## Exercise brief
Gather, from the data below, each line in which the word "true" occurs.

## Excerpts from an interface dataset
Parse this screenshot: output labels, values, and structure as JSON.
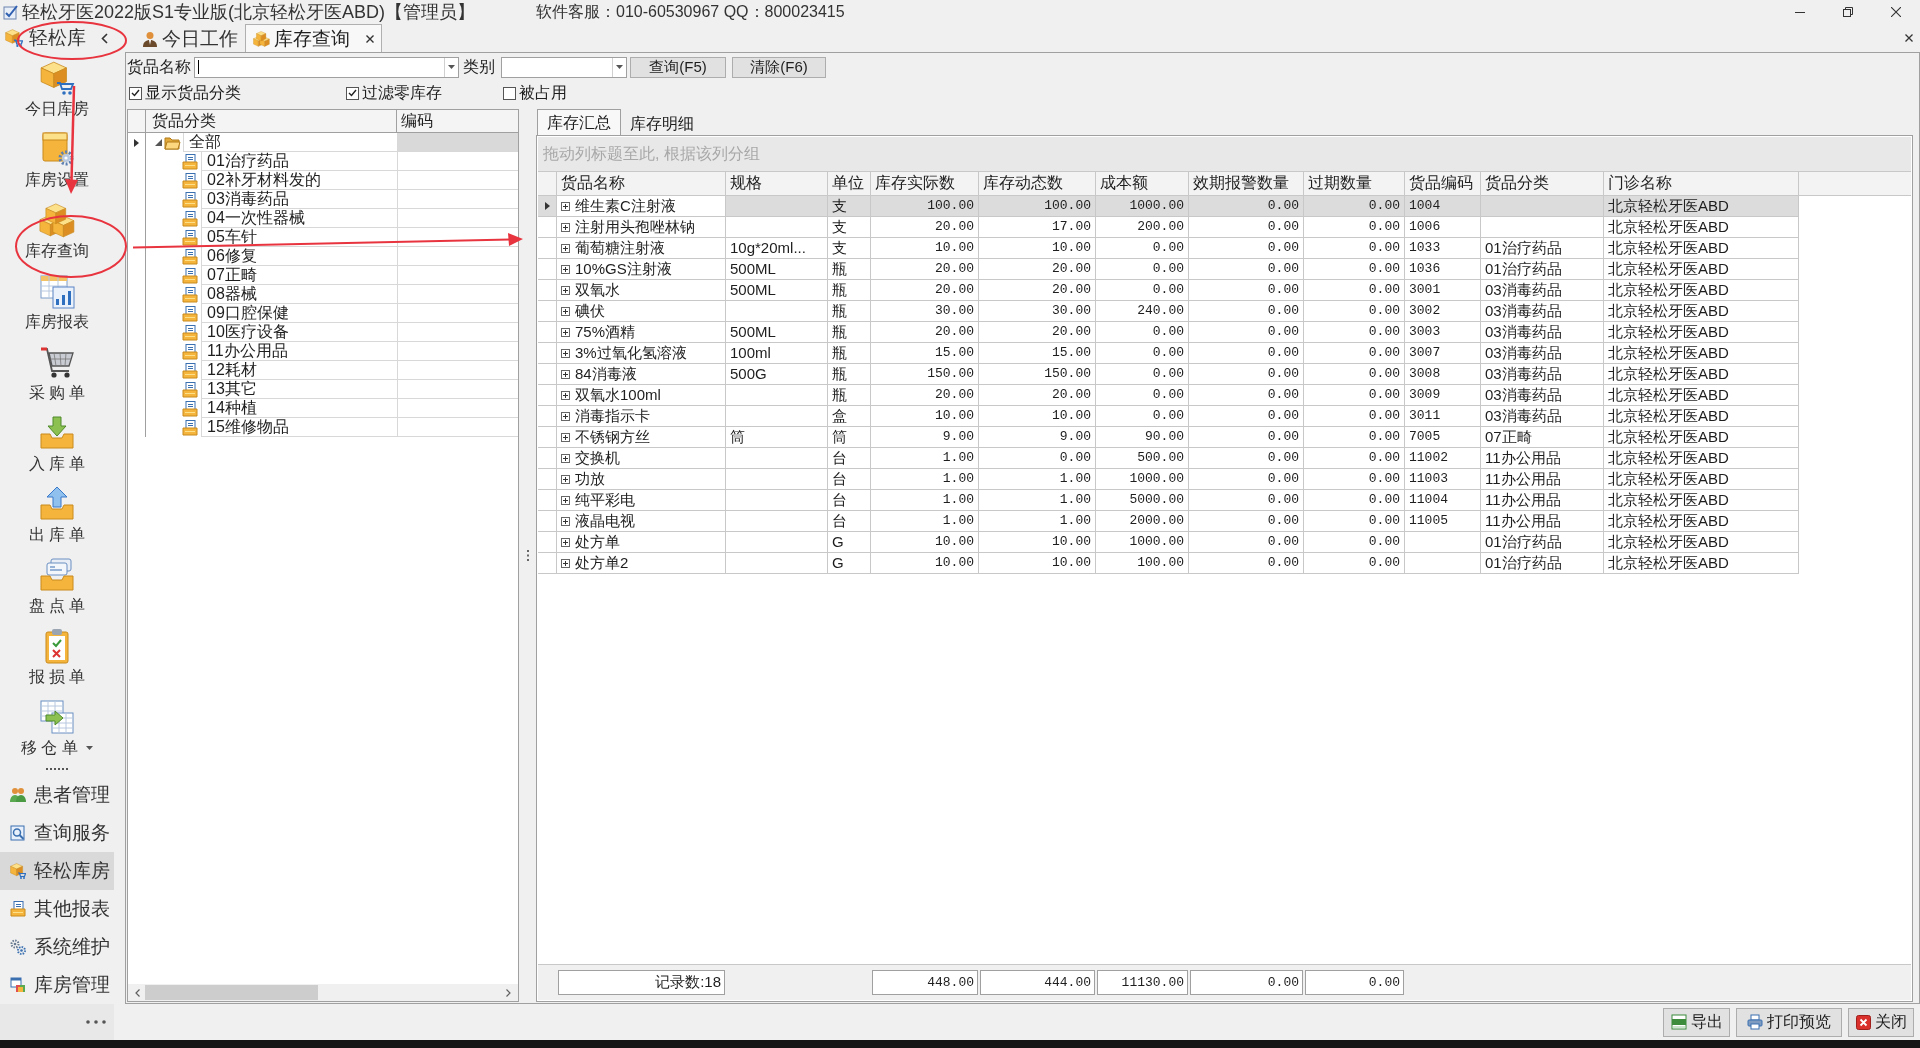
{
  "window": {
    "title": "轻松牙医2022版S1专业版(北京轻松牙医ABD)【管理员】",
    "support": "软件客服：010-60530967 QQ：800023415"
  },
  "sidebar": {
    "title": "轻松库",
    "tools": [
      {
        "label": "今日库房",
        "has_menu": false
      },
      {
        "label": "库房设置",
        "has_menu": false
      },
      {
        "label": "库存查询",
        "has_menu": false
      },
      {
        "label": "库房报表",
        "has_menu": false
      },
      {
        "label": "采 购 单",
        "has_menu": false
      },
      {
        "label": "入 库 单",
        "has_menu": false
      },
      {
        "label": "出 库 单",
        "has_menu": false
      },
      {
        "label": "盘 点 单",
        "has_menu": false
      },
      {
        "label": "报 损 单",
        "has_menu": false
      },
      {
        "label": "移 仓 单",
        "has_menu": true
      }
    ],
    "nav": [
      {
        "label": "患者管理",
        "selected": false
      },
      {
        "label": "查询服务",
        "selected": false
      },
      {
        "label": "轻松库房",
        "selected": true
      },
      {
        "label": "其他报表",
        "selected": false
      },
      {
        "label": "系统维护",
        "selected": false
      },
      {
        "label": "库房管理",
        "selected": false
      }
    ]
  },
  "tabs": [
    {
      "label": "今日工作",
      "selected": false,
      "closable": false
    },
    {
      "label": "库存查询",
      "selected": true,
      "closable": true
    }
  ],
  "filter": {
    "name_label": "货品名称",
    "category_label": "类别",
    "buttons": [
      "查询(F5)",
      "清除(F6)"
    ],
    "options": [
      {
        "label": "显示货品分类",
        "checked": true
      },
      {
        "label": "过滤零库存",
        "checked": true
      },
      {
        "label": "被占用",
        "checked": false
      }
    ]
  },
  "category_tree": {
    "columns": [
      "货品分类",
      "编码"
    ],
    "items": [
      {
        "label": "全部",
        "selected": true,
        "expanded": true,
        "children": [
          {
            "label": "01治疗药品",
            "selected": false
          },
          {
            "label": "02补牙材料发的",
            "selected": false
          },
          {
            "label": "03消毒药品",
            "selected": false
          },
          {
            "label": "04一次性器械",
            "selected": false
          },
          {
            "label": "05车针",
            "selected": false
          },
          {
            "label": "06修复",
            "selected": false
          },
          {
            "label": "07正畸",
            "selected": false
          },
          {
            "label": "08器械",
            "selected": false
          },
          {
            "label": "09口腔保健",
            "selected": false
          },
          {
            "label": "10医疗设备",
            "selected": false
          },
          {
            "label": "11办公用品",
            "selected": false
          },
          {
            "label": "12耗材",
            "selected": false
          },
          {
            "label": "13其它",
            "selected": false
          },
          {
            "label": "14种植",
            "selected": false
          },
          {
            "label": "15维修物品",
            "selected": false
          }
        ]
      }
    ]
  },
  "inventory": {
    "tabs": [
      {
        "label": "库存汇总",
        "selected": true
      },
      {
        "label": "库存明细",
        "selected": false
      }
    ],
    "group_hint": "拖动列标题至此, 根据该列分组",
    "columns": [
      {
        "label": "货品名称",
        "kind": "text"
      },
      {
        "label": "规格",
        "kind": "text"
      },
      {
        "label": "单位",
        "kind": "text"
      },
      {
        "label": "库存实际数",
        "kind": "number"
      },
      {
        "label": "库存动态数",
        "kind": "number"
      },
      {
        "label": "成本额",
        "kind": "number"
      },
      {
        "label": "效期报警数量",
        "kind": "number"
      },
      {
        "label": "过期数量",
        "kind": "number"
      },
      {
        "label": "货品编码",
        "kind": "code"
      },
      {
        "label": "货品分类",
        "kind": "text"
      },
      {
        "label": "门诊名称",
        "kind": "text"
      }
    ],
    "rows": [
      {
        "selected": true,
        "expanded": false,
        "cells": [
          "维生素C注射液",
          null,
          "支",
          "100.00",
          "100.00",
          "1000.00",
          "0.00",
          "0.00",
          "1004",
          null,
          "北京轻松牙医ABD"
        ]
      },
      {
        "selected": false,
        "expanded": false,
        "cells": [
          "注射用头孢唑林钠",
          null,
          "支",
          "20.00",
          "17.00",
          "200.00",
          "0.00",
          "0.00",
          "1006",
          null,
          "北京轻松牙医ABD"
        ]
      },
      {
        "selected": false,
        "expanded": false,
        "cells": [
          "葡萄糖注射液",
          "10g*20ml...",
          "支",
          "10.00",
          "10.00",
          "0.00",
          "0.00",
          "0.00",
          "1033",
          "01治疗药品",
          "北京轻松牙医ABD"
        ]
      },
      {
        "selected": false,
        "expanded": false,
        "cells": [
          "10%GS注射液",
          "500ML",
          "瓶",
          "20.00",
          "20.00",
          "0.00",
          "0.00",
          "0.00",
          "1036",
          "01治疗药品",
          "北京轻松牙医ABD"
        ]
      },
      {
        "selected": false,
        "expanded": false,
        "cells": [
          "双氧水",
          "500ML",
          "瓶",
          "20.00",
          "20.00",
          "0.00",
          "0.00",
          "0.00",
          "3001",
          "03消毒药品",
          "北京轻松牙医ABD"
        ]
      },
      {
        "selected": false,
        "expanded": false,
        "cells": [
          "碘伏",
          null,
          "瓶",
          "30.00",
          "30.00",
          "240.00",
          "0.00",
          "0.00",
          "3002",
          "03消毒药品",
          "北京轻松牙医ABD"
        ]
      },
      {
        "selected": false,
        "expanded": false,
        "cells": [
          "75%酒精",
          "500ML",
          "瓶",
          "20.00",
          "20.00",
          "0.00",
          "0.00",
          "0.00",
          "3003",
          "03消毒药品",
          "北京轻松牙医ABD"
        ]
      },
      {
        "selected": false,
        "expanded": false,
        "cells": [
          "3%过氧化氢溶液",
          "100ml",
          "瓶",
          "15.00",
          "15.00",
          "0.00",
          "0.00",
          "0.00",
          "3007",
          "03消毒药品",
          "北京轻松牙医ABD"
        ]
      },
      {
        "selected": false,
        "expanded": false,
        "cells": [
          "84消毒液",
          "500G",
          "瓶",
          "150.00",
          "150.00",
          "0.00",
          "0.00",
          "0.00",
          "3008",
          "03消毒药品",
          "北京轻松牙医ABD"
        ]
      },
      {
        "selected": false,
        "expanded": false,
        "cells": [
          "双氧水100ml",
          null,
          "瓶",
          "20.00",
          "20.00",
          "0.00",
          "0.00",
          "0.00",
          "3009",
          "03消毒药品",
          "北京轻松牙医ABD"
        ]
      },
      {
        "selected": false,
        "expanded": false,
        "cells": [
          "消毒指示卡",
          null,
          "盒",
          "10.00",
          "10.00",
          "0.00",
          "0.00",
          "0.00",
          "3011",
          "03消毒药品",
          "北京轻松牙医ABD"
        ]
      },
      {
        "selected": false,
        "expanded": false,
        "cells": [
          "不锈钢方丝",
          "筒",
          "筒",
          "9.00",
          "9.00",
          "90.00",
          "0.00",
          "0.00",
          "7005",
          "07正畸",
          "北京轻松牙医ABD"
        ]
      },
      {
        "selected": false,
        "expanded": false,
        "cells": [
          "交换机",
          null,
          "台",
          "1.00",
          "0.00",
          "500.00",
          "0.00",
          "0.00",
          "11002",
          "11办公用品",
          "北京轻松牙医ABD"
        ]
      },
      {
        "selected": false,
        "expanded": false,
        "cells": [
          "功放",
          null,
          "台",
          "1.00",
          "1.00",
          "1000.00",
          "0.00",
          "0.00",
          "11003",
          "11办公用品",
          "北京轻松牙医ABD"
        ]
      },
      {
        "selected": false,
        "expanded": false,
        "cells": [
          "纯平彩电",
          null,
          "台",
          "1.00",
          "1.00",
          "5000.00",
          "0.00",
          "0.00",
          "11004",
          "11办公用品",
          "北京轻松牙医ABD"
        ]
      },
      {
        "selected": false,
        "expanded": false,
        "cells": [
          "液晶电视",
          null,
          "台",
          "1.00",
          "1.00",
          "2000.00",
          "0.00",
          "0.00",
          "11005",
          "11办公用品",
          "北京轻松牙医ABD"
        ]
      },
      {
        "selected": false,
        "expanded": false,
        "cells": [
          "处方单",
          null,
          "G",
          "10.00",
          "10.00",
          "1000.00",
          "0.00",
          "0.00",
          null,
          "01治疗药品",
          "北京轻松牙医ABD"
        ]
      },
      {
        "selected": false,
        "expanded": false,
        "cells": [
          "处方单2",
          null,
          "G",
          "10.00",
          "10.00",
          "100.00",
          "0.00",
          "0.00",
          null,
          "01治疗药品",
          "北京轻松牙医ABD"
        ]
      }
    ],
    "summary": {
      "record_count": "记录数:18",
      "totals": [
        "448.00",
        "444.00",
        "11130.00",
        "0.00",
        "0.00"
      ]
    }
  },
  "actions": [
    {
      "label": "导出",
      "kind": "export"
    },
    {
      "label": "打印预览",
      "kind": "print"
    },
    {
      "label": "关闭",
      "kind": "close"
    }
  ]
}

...

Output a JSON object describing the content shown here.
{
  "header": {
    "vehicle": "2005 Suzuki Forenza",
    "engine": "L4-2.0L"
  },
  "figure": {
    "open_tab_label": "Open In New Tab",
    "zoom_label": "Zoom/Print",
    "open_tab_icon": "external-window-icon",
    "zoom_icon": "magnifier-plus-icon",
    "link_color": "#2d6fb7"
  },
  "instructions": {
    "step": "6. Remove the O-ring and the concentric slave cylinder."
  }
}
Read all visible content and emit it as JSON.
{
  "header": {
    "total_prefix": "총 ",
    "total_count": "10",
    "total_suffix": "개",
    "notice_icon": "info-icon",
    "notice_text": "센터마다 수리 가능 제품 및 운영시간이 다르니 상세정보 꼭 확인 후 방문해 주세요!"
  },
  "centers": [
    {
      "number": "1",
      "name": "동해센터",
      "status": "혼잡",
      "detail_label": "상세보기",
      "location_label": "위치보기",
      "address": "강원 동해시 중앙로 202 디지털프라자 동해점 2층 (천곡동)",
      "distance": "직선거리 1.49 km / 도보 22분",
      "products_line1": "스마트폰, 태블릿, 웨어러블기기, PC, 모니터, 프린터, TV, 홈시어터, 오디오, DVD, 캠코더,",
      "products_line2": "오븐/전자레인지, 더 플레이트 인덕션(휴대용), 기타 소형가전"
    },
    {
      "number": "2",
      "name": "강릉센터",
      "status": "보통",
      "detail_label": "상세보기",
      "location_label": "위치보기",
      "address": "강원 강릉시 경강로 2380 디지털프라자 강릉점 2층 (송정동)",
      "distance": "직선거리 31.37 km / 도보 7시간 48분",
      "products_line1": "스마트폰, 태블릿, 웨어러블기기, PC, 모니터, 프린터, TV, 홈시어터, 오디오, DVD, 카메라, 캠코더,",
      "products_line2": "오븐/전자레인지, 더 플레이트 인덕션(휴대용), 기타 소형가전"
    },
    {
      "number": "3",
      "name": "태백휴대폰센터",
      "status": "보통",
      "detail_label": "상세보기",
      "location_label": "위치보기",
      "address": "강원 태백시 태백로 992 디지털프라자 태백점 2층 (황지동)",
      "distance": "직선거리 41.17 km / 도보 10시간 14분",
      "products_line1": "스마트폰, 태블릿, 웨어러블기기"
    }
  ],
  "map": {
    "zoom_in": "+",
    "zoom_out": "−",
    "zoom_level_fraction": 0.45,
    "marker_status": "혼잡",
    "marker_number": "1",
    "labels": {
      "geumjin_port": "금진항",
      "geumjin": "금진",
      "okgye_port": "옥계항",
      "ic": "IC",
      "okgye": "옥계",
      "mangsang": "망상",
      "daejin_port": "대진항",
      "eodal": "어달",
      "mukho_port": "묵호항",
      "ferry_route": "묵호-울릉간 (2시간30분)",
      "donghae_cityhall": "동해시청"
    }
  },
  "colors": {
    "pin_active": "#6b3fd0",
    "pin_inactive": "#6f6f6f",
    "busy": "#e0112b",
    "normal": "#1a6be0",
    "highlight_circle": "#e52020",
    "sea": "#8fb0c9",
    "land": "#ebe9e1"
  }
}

## Exercise output
        "has_menu": true
        "selected": true
      "selected": true,
      "closable": true
        "checked": true
        "checked": true
        "selected": true,
        "expanded": true,
        "selected": true
        "selected": true,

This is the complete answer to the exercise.